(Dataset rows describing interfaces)

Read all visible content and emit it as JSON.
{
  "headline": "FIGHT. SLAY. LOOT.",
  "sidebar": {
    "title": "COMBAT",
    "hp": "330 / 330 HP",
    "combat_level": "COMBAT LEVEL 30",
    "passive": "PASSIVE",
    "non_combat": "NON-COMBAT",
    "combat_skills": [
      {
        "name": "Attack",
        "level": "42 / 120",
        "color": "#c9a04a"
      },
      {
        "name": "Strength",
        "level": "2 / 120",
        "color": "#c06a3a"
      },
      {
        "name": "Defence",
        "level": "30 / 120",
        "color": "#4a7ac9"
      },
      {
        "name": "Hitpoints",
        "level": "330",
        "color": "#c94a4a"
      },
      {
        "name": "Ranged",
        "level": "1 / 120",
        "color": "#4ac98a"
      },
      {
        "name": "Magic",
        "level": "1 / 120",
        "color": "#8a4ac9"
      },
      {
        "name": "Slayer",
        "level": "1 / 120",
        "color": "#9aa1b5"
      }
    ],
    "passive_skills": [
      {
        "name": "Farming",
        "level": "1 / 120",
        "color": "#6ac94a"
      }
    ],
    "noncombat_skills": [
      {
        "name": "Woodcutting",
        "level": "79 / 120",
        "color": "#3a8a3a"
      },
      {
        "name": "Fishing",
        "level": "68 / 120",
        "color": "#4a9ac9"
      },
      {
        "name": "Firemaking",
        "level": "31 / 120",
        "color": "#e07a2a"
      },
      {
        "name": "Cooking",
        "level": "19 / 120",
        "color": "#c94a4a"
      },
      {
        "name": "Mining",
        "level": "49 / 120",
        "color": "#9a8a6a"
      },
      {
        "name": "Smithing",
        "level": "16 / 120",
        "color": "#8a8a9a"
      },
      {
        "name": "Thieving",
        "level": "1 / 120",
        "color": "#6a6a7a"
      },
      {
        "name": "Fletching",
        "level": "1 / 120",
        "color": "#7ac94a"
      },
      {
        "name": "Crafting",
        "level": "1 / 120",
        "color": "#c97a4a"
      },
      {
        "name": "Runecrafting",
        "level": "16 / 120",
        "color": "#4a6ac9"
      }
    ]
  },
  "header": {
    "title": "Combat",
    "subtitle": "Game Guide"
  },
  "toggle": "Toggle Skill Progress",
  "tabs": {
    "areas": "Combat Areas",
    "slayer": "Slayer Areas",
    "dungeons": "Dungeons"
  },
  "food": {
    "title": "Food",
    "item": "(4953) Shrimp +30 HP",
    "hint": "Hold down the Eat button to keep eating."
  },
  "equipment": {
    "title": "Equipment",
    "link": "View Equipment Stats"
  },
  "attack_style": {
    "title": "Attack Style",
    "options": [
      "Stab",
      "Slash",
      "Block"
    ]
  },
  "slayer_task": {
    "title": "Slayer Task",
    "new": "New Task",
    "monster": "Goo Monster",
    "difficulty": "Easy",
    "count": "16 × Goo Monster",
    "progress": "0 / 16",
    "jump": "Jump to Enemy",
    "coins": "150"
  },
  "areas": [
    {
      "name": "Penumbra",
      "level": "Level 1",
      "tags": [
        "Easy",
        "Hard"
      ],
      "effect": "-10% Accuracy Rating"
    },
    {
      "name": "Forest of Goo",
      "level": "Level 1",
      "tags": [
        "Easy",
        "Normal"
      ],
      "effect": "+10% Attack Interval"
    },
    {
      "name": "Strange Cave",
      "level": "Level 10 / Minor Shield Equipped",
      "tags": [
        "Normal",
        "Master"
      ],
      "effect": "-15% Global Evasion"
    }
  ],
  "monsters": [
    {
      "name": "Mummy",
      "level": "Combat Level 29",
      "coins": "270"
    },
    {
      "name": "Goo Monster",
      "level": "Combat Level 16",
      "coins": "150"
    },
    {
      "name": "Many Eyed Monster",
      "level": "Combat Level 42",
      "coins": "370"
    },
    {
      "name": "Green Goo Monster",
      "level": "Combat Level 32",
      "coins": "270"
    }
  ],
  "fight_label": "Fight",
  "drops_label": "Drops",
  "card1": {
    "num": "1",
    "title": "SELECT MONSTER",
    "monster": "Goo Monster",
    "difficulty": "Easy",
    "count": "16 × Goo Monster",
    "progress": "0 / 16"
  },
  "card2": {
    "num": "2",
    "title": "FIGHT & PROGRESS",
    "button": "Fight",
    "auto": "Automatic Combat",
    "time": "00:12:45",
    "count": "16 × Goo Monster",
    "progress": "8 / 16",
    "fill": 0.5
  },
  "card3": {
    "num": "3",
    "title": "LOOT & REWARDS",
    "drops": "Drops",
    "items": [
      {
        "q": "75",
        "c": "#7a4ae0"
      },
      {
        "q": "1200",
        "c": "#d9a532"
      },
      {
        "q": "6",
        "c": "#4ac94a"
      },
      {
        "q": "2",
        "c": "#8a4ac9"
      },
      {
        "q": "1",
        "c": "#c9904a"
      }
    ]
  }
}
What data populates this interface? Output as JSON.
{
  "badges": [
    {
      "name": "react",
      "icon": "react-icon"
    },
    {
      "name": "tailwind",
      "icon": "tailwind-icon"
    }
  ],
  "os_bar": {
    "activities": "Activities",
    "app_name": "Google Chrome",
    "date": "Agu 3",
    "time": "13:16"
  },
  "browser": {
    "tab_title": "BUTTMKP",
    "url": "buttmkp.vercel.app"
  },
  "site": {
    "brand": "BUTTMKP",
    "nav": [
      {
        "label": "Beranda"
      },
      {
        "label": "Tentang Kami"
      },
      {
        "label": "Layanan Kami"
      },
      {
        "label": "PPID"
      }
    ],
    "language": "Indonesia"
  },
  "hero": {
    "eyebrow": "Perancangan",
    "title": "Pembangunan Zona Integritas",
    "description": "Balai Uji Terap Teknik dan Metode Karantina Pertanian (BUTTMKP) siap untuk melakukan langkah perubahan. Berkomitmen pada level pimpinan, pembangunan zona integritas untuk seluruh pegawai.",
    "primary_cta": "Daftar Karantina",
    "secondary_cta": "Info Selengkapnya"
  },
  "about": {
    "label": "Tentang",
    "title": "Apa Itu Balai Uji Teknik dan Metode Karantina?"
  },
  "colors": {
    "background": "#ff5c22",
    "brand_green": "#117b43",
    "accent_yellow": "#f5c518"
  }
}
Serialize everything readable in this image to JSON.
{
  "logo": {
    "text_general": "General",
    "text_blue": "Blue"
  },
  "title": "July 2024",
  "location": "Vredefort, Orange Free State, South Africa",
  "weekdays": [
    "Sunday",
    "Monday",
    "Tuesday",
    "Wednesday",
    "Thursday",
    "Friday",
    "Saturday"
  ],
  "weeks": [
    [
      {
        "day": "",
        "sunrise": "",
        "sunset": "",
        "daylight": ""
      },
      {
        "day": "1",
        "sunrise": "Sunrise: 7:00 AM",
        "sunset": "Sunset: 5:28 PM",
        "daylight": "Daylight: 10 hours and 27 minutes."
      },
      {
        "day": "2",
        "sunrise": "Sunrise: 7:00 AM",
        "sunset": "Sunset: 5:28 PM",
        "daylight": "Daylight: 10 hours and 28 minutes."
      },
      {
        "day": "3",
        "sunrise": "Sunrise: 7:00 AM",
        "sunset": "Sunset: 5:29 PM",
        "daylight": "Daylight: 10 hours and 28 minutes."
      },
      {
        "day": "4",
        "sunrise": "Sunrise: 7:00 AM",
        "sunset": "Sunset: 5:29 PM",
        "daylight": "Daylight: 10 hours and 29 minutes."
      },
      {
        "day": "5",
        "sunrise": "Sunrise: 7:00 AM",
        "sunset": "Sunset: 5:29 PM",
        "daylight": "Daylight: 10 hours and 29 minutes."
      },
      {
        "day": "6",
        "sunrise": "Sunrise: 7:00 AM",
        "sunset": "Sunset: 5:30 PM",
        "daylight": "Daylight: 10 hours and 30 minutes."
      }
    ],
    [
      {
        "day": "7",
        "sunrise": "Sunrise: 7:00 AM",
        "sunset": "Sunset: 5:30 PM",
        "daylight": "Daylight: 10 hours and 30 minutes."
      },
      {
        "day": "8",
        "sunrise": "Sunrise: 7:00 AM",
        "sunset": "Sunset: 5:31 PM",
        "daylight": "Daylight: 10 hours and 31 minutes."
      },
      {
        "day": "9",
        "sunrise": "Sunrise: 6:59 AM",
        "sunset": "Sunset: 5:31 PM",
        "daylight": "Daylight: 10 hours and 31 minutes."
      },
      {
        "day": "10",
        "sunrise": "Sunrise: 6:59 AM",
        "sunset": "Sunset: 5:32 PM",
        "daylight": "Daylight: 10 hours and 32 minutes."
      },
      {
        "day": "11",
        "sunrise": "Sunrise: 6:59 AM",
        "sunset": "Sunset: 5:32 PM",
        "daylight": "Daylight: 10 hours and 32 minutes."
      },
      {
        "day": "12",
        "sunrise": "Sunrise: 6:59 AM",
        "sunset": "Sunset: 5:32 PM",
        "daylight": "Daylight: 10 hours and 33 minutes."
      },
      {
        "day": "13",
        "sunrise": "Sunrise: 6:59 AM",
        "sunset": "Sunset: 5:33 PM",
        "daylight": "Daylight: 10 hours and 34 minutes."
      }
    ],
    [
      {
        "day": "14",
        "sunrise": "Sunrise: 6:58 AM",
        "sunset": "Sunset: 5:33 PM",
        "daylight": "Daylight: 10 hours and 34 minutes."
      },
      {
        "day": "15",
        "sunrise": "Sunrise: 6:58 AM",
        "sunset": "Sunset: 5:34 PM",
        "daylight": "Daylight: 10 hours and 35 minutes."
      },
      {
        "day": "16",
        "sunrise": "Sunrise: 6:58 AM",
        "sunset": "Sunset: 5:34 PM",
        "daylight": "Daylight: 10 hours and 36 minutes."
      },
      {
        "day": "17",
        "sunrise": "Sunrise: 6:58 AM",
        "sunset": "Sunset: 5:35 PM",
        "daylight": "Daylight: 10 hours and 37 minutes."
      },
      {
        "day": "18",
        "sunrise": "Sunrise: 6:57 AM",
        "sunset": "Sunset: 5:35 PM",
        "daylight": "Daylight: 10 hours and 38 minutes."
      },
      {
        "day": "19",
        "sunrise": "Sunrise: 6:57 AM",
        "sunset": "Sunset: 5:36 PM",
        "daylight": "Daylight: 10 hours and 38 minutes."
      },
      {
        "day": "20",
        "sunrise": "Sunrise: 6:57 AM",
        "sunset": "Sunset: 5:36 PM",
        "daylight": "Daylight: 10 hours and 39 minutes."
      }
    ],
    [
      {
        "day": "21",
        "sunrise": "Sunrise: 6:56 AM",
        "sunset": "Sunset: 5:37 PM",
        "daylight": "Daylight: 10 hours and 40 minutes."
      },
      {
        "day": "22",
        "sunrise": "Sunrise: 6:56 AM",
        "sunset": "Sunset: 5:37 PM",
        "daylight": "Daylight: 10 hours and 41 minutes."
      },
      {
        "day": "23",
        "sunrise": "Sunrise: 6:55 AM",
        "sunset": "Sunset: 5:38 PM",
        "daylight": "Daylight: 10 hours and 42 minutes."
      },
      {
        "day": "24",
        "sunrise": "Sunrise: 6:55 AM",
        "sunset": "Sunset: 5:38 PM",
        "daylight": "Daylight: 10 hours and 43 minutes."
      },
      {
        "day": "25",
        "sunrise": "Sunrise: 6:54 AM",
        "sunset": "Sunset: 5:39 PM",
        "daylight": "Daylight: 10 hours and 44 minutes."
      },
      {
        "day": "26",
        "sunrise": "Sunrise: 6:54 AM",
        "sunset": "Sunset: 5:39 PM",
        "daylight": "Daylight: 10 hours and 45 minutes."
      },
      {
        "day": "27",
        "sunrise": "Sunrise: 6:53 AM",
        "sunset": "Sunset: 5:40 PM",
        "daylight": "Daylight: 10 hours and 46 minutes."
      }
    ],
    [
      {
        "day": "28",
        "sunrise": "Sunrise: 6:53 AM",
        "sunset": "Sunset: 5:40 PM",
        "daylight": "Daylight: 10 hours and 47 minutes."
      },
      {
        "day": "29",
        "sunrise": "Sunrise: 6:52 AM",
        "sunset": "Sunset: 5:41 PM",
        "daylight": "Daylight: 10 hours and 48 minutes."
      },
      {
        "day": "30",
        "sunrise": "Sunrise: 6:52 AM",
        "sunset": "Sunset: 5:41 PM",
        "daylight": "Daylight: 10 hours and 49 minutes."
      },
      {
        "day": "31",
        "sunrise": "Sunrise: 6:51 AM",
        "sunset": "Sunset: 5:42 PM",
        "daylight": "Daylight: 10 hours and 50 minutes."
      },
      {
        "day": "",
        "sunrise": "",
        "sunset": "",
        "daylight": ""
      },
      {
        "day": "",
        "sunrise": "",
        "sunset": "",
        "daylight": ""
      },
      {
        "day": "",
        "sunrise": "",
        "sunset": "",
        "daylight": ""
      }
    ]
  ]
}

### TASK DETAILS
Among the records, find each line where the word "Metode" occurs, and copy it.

### RESULT FOR THIS TASK
    "description": "Balai Uji Terap Teknik dan Metode Karantina Pertanian (BUTTMKP) siap untuk melakukan langkah perubahan. Berkomitmen pada level pimpinan, pembangunan zona integritas untuk seluruh pegawai.",
    "title": "Apa Itu Balai Uji Teknik dan Metode Karantina?"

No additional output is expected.